To go on with other happenings and entertainments, Gary and I enjoyed a wonderful classical guitar concert last Sunday with a renowned guitarist Maestro Enrique Florez who once studied with Andreas Segovia in Spain. He played the ten string classical guitar, which was quite amazing to hear and to watch.
The Sunday before that, we went out to La Gruta, a hot springs spa and grotto about fifteen minutes out of town. Farrel and Joe joined us and we had a very relaxing time bathing in the hot springs pool and having lunch at the small restaurant there on a lovely lawn at a table under an umbrella. It was one of our first really warm and lovely days. Since then the weather has been increasingly warmer with cool mornings and evenings.
Our guests left last Wednesdayand since then I have been trying to get back to a routine of writing daily---this has been a challenge with my Spanish studies, daily activities like films and lectures at the Bibliotecha and invitations to join new friends for "bebidas"--drinks, lunches, etc.
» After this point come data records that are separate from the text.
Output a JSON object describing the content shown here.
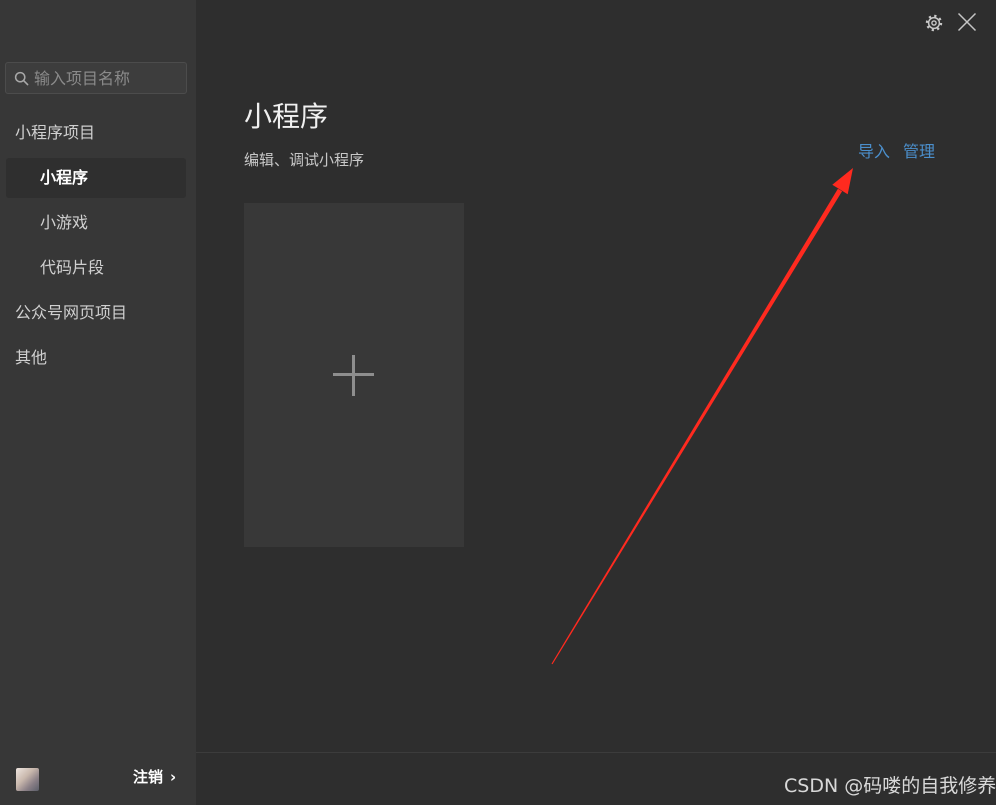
{
  "window": {
    "controls": {
      "settings_icon": "gear-icon",
      "close_icon": "close-icon"
    }
  },
  "sidebar": {
    "search": {
      "placeholder": "输入项目名称",
      "icon": "search-icon"
    },
    "items": [
      {
        "label": "小程序项目",
        "level": 0,
        "selected": false
      },
      {
        "label": "小程序",
        "level": 1,
        "selected": true
      },
      {
        "label": "小游戏",
        "level": 1,
        "selected": false
      },
      {
        "label": "代码片段",
        "level": 1,
        "selected": false
      },
      {
        "label": "公众号网页项目",
        "level": 0,
        "selected": false
      },
      {
        "label": "其他",
        "level": 0,
        "selected": false
      }
    ],
    "footer": {
      "logout_label": "注销",
      "chevron": "›"
    }
  },
  "main": {
    "title": "小程序",
    "subtitle": "编辑、调试小程序",
    "actions": [
      {
        "label": "导入"
      },
      {
        "label": "管理"
      }
    ],
    "new_project_card": {
      "icon": "plus-icon"
    }
  },
  "annotation": {
    "arrow_color": "#ff2a1f"
  },
  "watermark": "CSDN @码喽的自我修养",
  "colors": {
    "sidebar_bg": "#373737",
    "main_bg": "#2e2e2e",
    "selected_bg": "#2f2f2f",
    "card_bg": "#383838",
    "link": "#4b8fcc",
    "text": "#d0d0d0"
  }
}
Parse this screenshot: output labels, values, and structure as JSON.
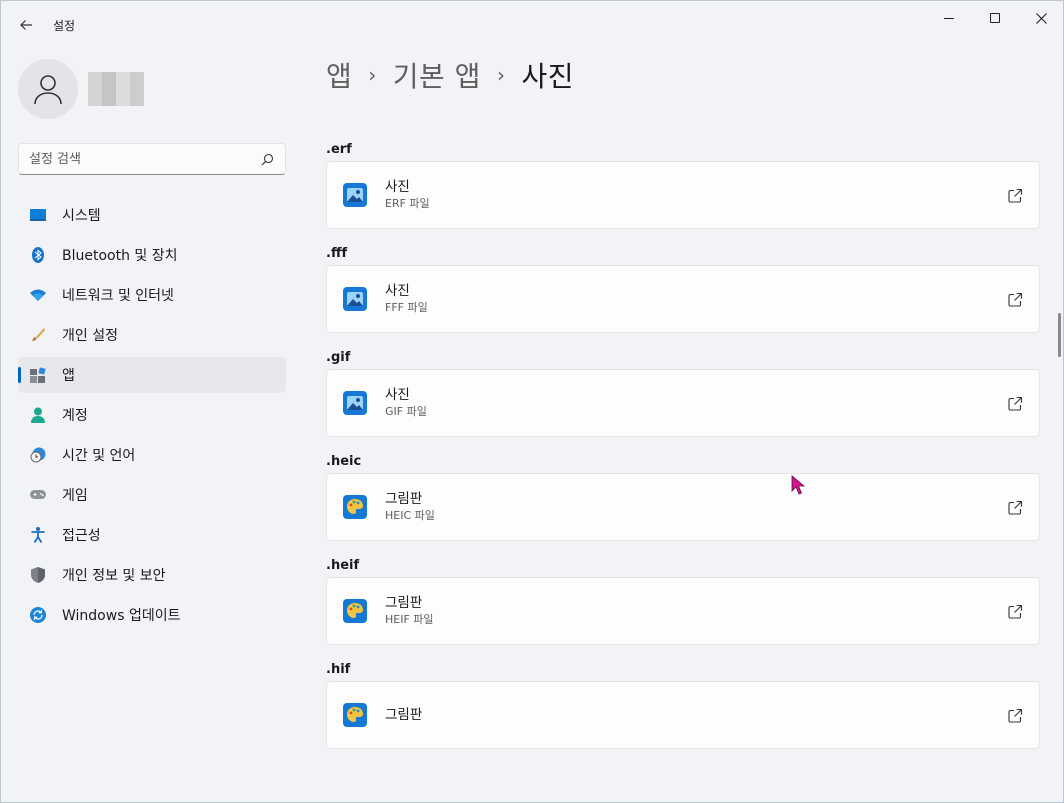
{
  "window": {
    "title": "설정"
  },
  "search": {
    "placeholder": "설정 검색"
  },
  "sidebar": {
    "items": [
      {
        "label": "시스템",
        "icon": "system-icon"
      },
      {
        "label": "Bluetooth 및 장치",
        "icon": "bluetooth-icon"
      },
      {
        "label": "네트워크 및 인터넷",
        "icon": "wifi-icon"
      },
      {
        "label": "개인 설정",
        "icon": "brush-icon"
      },
      {
        "label": "앱",
        "icon": "apps-icon",
        "active": true
      },
      {
        "label": "계정",
        "icon": "account-icon"
      },
      {
        "label": "시간 및 언어",
        "icon": "clock-globe-icon"
      },
      {
        "label": "게임",
        "icon": "gamepad-icon"
      },
      {
        "label": "접근성",
        "icon": "accessibility-icon"
      },
      {
        "label": "개인 정보 및 보안",
        "icon": "shield-icon"
      },
      {
        "label": "Windows 업데이트",
        "icon": "update-icon"
      }
    ]
  },
  "breadcrumb": {
    "items": [
      "앱",
      "기본 앱",
      "사진"
    ],
    "separator": "›"
  },
  "associations": [
    {
      "ext": ".erf",
      "app": "사진",
      "desc": "ERF 파일",
      "icon": "photos-icon"
    },
    {
      "ext": ".fff",
      "app": "사진",
      "desc": "FFF 파일",
      "icon": "photos-icon"
    },
    {
      "ext": ".gif",
      "app": "사진",
      "desc": "GIF 파일",
      "icon": "photos-icon"
    },
    {
      "ext": ".heic",
      "app": "그림판",
      "desc": "HEIC 파일",
      "icon": "paint-icon"
    },
    {
      "ext": ".heif",
      "app": "그림판",
      "desc": "HEIF 파일",
      "icon": "paint-icon"
    },
    {
      "ext": ".hif",
      "app": "그림판",
      "desc": "",
      "icon": "paint-icon"
    }
  ],
  "colors": {
    "accent": "#0067c0",
    "background": "#f1f3f7",
    "card": "#fdfdfd"
  }
}
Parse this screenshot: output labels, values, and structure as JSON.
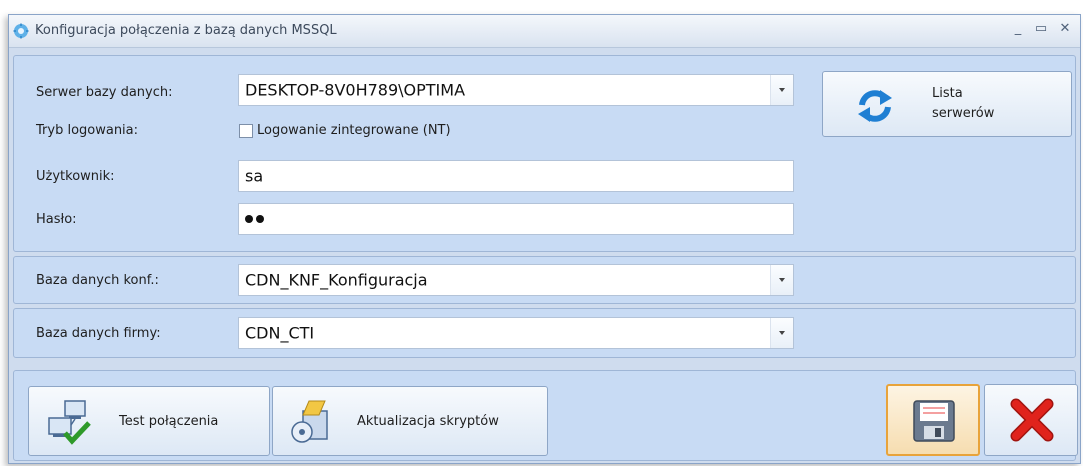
{
  "window": {
    "title": "Konfiguracja połączenia z bazą danych MSSQL"
  },
  "connection": {
    "server_label": "Serwer bazy danych:",
    "server_value": "DESKTOP-8V0H789\\OPTIMA",
    "login_mode_label": "Tryb logowania:",
    "integrated_login_label": "Logowanie zintegrowane (NT)",
    "integrated_login_checked": false,
    "user_label": "Użytkownik:",
    "user_value": "sa",
    "password_label": "Hasło:",
    "password_length": 2,
    "server_list_line1": "Lista",
    "server_list_line2": "serwerów"
  },
  "config_db": {
    "label": "Baza danych konf.:",
    "value": "CDN_KNF_Konfiguracja"
  },
  "company_db": {
    "label": "Baza danych firmy:",
    "value": "CDN_CTI"
  },
  "actions": {
    "test_connection_label": "Test połączenia",
    "update_scripts_label": "Aktualizacja skryptów"
  },
  "icons": {
    "app": "gear-icon",
    "refresh": "refresh-arrows-icon",
    "test": "network-computers-check-icon",
    "scripts": "scripts-update-icon",
    "save": "floppy-disk-icon",
    "cancel": "red-x-icon"
  },
  "colors": {
    "window_bg": "#cfdcee",
    "panel_bg": "#c8dbf4",
    "cancel_red": "#e0231c",
    "save_border": "#e8a33a"
  }
}
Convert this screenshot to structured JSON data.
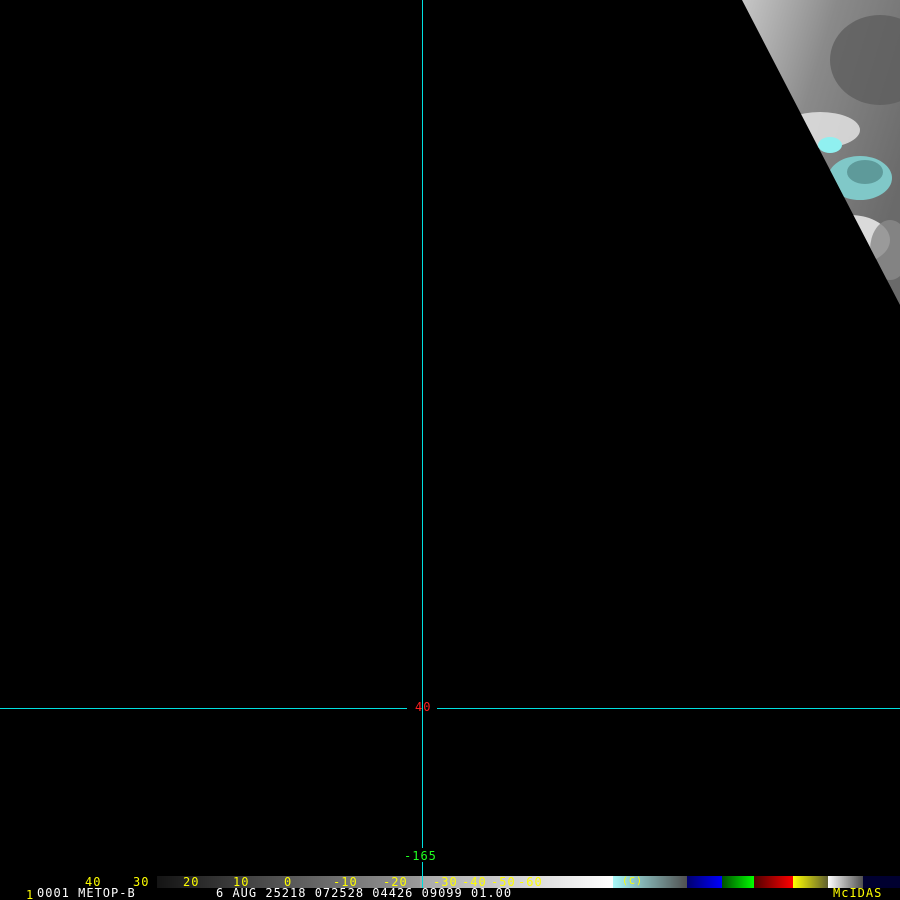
{
  "satellite_image": {
    "grid": {
      "latitude_label": "40",
      "longitude_label": "-165",
      "line_color": "#00e0e0"
    },
    "colorbar": {
      "labels": [
        "40",
        "30",
        "20",
        "10",
        "0",
        "-10",
        "-20",
        "-30",
        "-40",
        "-50",
        "-60"
      ],
      "unit_label": "(C)"
    },
    "footer": {
      "frame_number": "1",
      "source": "0001 METOP-B",
      "datetime_info": "6 AUG 25218 072528 04426 09099 01.00",
      "brand": "McIDAS"
    }
  }
}
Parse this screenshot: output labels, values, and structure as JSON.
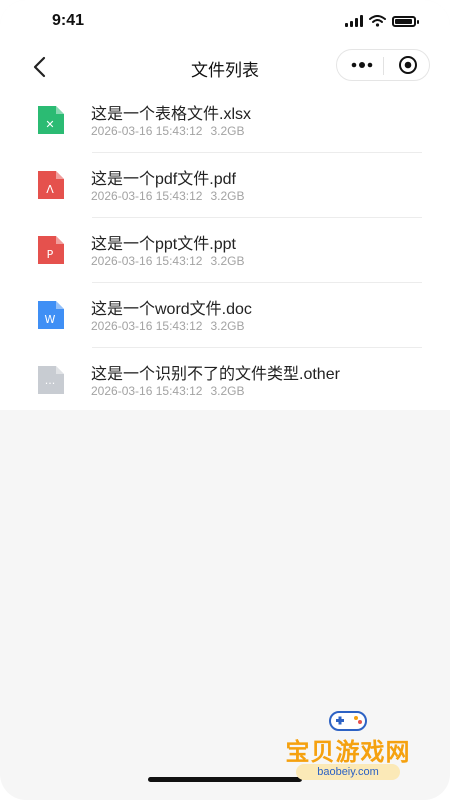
{
  "status": {
    "time": "9:41"
  },
  "nav": {
    "title": "文件列表"
  },
  "files": [
    {
      "name": "这是一个表格文件.xlsx",
      "date": "2026-03-16 15:43:12",
      "size": "3.2GB",
      "color": "#2bbb73",
      "glyph": "✕",
      "icon": "xlsx-file-icon"
    },
    {
      "name": "这是一个pdf文件.pdf",
      "date": "2026-03-16 15:43:12",
      "size": "3.2GB",
      "color": "#e5514d",
      "glyph": "Λ",
      "icon": "pdf-file-icon"
    },
    {
      "name": "这是一个ppt文件.ppt",
      "date": "2026-03-16 15:43:12",
      "size": "3.2GB",
      "color": "#e5514d",
      "glyph": "P",
      "icon": "ppt-file-icon"
    },
    {
      "name": "这是一个word文件.doc",
      "date": "2026-03-16 15:43:12",
      "size": "3.2GB",
      "color": "#3f8ff5",
      "glyph": "W",
      "icon": "word-file-icon"
    },
    {
      "name": "这是一个识别不了的文件类型.other",
      "date": "2026-03-16 15:43:12",
      "size": "3.2GB",
      "color": "#c8ccd2",
      "glyph": "···",
      "icon": "unknown-file-icon"
    }
  ],
  "watermark": {
    "text": "宝贝游戏网",
    "url": "baobeiy.com"
  }
}
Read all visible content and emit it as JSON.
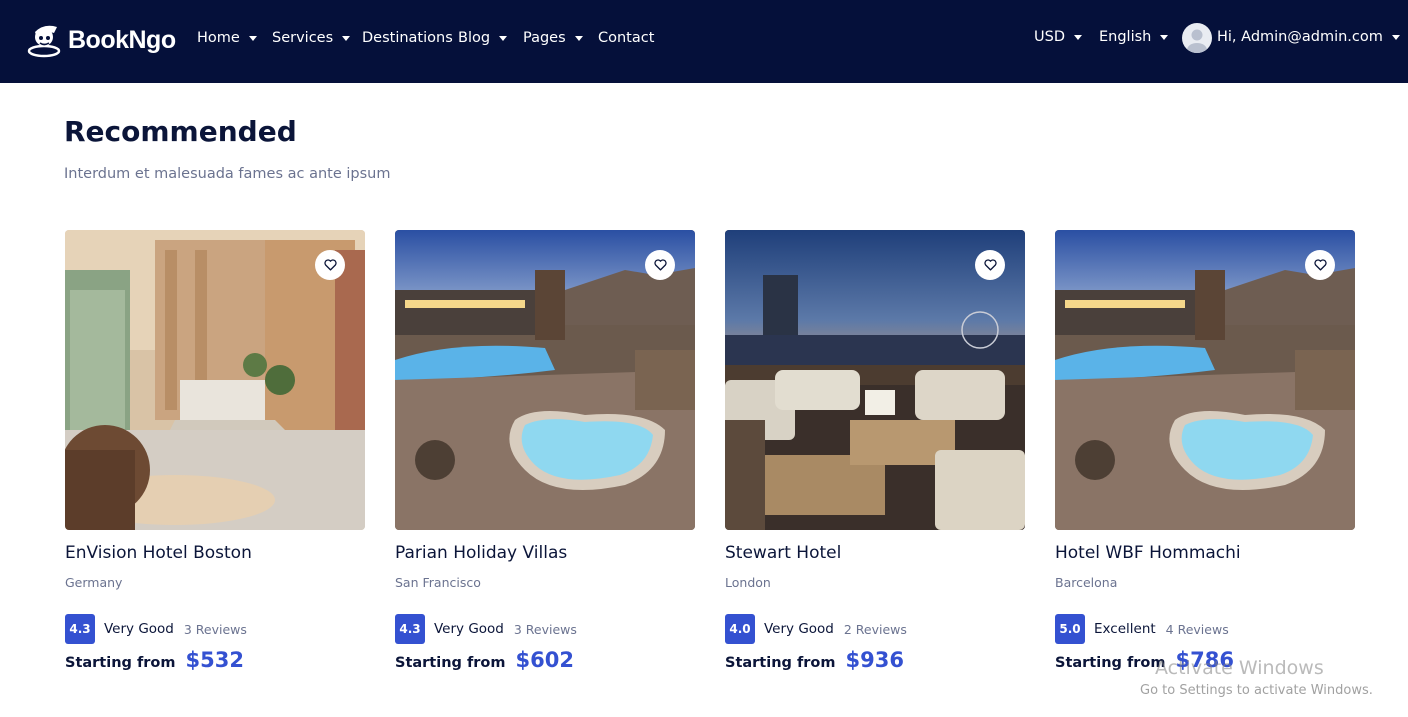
{
  "brand": {
    "name": "BookNgo"
  },
  "nav": {
    "items": [
      {
        "label": "Home",
        "has_dropdown": true
      },
      {
        "label": "Services",
        "has_dropdown": true
      },
      {
        "label": "Destinations",
        "has_dropdown": false
      },
      {
        "label": "Blog",
        "has_dropdown": true
      },
      {
        "label": "Pages",
        "has_dropdown": true
      },
      {
        "label": "Contact",
        "has_dropdown": false
      }
    ],
    "currency": "USD",
    "language": "English",
    "user_greeting": "Hi, Admin@admin.com"
  },
  "section": {
    "title": "Recommended",
    "subtitle": "Interdum et malesuada fames ac ante ipsum"
  },
  "hotels": [
    {
      "name": "EnVision Hotel Boston",
      "location": "Germany",
      "score": "4.3",
      "rating_label": "Very Good",
      "reviews": "3 Reviews",
      "price_label": "Starting from",
      "price": "$532",
      "image": "hotel-lobby"
    },
    {
      "name": "Parian Holiday Villas",
      "location": "San Francisco",
      "score": "4.3",
      "rating_label": "Very Good",
      "reviews": "3 Reviews",
      "price_label": "Starting from",
      "price": "$602",
      "image": "rooftop-pool"
    },
    {
      "name": "Stewart Hotel",
      "location": "London",
      "score": "4.0",
      "rating_label": "Very Good",
      "reviews": "2 Reviews",
      "price_label": "Starting from",
      "price": "$936",
      "image": "city-terrace-night"
    },
    {
      "name": "Hotel WBF Hommachi",
      "location": "Barcelona",
      "score": "5.0",
      "rating_label": "Excellent",
      "reviews": "4 Reviews",
      "price_label": "Starting from",
      "price": "$786",
      "image": "rooftop-pool"
    }
  ],
  "watermark": {
    "title": "Activate Windows",
    "subtitle": "Go to Settings to activate Windows."
  },
  "colors": {
    "navbar_bg": "#05103a",
    "accent": "#3451d1",
    "heading": "#0b1539",
    "muted": "#6b7390"
  }
}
Our next post will be about our adventure coming up this weekend, March 6,7 and 8th, when we are going with our friends, Rosalie and Jack to what sounds like a fascinating area in the high mountains of the Sierra Gordo, outside of Queretero in the state of Quereterro where we will see Toltec archiological sites in Ranas, and near San Juaquin,a group of five missions designed by Fray Junipero Serra, si, the same one who built or rather had built by the indios, missions in California. they are supposed to be quite spectacular and in excellent condition in spite of the fact that they were built in the mid 1700's. We will also visit several interesting villages along the way on Hwy 120. and then stop in Bernal on the way home on Monday, the 8th. We are sharing a car rental with our friends so we will be free to go at our own pace. It is an area where it would be hard to go by bus. On one of the high and very winding roads we will go along a place called "La Puerta del Cielo"(Door to the Sky) which is apt because the guidebooks say you are at such an altitude in an area of mists where you can actually look down on the clouds. Sounds interestng doesn't it?
So, amigos, we will continue to share our adventures upon our return from our weekend trip. We send warm "abrazos" to you all and hope you are experiencing good health and the beginning of Springtime wherever you are. Que te vayas bien!
Sher and Gary